Required work. Below are some entries. Count the lines where "JSON" appears and state only that number.

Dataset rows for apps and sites
━━━━

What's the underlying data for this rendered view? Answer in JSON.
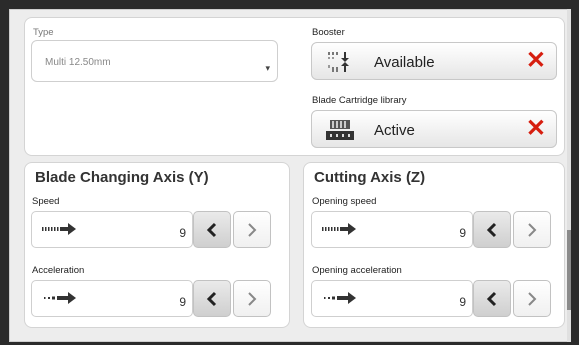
{
  "top": {
    "type": {
      "label": "Type",
      "value": "Multi 12.50mm"
    },
    "booster": {
      "label": "Booster",
      "status": "Available",
      "icon": "booster-icon"
    },
    "blade_library": {
      "label": "Blade Cartridge library",
      "status": "Active",
      "icon": "blade-cartridge-icon"
    }
  },
  "blade_axis": {
    "title": "Blade Changing Axis (Y)",
    "speed": {
      "label": "Speed",
      "value": "9"
    },
    "acceleration": {
      "label": "Acceleration",
      "value": "9"
    }
  },
  "cutting_axis": {
    "title": "Cutting Axis (Z)",
    "speed": {
      "label": "Opening speed",
      "value": "9"
    },
    "acceleration": {
      "label": "Opening acceleration",
      "value": "9"
    }
  },
  "colors": {
    "remove": "#d61e0f",
    "border": "#cfcfcf"
  }
}
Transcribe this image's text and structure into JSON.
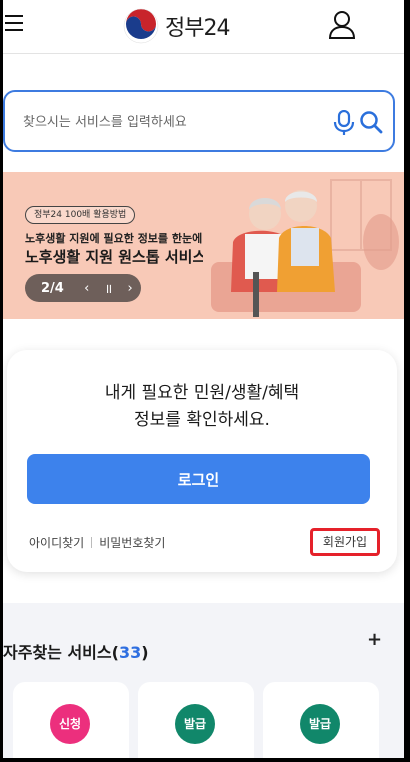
{
  "header": {
    "logo_text": "정부24",
    "menu_icon": "hamburger-menu-icon",
    "user_icon": "user-icon"
  },
  "search": {
    "placeholder": "찾으시는 서비스를 입력하세요",
    "value": ""
  },
  "banner": {
    "tag": "정부24 100배 활용방법",
    "subtitle": "노후생활 지원에 필요한 정보를 한눈에!",
    "title": "노후생활 지원 원스톱 서비스",
    "counter": "2/4",
    "prev": "‹",
    "pause": "॥",
    "next": "›",
    "bg_color": "#f8c9b7"
  },
  "login_card": {
    "message_line1": "내게 필요한 민원/생활/혜택",
    "message_line2": "정보를 확인하세요.",
    "login_label": "로그인",
    "find_id": "아이디찾기",
    "find_password": "비밀번호찾기",
    "signup": "회원가입",
    "button_color": "#3d82ec"
  },
  "frequent_services": {
    "title": "자주찾는 서비스",
    "count_open": "(",
    "count": "33",
    "count_close": ")",
    "plus": "+",
    "items": [
      {
        "badge": "신청",
        "color": "#ec2f7d"
      },
      {
        "badge": "발급",
        "color": "#11876a"
      },
      {
        "badge": "발급",
        "color": "#11876a"
      }
    ]
  }
}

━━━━

Your solution. 2